And gaining the right connections starts early, even in childhood. Well-off American families can choose to live in a good school district or pay thousands for private education, but children in poorer districts are trapped in failing public schools.
So are progressives like Termin justified in calling on the government to fight inequality by spending more on public education? In fact, funding for public schools has increased dramatically since the 1970s, but outcomes have remained stagnant. This result is unsurprising: public education is a monopoly reinforced by lobbying from teachers’ unions, which spend millions to stifle competition and innovation.
In short, progressives are right about the problem, but wrong about the solution. Bigger government cannot fix the lack of social mobility that threatens to tear apart American society.
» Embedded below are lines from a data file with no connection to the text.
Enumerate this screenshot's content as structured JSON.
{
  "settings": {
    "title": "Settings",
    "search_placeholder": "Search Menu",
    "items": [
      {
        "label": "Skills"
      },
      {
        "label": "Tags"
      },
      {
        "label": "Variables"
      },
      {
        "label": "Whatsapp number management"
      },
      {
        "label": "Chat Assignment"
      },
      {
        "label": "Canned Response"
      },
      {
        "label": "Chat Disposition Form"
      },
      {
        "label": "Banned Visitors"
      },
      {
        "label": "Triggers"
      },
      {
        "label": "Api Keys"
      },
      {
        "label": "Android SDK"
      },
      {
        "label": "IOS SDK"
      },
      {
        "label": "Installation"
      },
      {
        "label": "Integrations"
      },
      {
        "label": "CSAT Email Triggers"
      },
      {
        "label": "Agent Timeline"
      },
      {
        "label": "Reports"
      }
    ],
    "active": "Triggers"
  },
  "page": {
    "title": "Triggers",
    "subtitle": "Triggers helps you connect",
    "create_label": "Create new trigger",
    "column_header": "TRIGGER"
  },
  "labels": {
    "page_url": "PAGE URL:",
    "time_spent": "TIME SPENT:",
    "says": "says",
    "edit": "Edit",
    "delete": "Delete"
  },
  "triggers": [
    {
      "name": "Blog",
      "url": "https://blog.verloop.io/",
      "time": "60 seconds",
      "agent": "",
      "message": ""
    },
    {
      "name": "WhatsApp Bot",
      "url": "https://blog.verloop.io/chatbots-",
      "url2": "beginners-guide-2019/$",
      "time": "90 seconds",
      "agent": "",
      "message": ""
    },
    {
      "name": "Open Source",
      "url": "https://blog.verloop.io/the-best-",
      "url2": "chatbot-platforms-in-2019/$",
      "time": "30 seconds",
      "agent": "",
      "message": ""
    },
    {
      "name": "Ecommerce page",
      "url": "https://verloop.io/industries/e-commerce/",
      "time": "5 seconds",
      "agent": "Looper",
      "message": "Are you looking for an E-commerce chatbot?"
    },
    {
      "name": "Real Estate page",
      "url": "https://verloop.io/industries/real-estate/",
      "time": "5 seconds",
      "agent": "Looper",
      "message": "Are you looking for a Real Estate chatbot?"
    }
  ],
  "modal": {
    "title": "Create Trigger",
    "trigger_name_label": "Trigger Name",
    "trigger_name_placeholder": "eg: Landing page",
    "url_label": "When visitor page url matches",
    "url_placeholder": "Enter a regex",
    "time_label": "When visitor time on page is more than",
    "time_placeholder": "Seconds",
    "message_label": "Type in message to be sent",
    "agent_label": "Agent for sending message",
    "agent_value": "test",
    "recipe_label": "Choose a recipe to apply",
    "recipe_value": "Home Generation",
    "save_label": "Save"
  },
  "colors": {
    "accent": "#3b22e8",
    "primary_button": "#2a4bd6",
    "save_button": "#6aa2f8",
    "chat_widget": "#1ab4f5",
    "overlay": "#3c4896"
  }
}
For evidence, look no further than my home state: California. Sky-high taxes, unchecked regulatory overreach, irresponsible government spending, and the expansion of the welfare state have demolished the middle class. Indeed, deep blue cities like Los Angeles and San Francisco are the only places in America where “income inequality” is approaching the degree that I’ve seen in Ukraine.
At the heart of the American Dream is the chance for everyone to pursue fulfillment, success, and prosperity, regardless of their background. Rags-to-riches tales have inspired our country for generations. In these challenging times, how can we restore the opportunity that made America great?
Fight disinformation by arming yourself with the facts about income inequality and opportunity. By understanding the damage caused by big government, you can help others see the truth. Corruption does not always look like a Rolex-wearing Ukrainian bureaucrat—and before we can eliminate it, we must learn to recognize it in our own backyard.